-- DIRECTIONS --
Keyword search on "Business": report each line of the records that contains it.

-- App and web page records --
>>

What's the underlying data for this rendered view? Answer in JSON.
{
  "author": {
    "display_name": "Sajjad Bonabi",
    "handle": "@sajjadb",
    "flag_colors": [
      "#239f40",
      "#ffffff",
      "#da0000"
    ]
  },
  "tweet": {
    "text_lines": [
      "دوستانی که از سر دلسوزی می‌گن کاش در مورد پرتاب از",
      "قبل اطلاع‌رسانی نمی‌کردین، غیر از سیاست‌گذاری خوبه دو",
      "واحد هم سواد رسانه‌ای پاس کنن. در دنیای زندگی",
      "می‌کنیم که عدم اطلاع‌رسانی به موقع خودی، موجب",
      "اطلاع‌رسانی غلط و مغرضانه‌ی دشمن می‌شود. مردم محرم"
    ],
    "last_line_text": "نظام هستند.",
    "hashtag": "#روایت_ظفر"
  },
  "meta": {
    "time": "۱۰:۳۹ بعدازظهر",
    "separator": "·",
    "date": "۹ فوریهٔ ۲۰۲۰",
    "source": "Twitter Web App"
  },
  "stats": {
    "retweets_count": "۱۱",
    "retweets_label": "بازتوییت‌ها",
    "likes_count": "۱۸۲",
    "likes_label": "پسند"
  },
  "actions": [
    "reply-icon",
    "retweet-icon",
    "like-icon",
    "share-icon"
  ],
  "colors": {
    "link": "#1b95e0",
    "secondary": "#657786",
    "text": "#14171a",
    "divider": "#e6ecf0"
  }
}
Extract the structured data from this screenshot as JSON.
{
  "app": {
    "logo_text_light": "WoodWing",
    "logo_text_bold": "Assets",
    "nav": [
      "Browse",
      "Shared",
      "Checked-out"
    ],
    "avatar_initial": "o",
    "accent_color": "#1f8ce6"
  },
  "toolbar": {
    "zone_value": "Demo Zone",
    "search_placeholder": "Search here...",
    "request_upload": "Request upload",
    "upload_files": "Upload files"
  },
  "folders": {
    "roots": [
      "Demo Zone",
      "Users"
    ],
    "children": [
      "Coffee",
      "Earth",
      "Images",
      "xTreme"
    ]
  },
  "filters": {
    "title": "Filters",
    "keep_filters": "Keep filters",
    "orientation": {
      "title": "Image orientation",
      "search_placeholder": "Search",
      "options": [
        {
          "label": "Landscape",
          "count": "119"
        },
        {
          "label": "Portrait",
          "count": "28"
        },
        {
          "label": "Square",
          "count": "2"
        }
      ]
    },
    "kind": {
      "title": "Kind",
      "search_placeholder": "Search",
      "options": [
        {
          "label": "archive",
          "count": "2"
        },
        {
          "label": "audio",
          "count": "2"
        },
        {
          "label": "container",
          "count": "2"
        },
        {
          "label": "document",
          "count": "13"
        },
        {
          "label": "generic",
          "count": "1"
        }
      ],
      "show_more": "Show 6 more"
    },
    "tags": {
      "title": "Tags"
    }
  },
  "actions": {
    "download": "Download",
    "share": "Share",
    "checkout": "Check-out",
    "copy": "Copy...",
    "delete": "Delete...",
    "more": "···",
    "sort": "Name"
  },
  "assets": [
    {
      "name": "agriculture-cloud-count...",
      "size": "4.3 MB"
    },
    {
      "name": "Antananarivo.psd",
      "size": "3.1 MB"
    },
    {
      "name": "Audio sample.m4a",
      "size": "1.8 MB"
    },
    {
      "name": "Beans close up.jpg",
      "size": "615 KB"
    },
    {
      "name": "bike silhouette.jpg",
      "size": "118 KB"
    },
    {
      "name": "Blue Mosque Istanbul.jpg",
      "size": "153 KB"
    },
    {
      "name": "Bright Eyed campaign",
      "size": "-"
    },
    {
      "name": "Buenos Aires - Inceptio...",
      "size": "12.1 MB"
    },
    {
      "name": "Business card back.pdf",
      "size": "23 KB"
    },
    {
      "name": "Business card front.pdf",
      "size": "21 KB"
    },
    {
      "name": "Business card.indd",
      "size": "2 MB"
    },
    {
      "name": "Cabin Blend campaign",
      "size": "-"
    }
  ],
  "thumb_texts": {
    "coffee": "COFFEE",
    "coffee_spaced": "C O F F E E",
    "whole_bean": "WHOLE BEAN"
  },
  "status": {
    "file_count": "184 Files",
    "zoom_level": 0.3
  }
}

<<

-- PROBLEM SOLUTION --
      "name": "Business card back.pdf",
      "name": "Business card front.pdf",
      "name": "Business card.indd",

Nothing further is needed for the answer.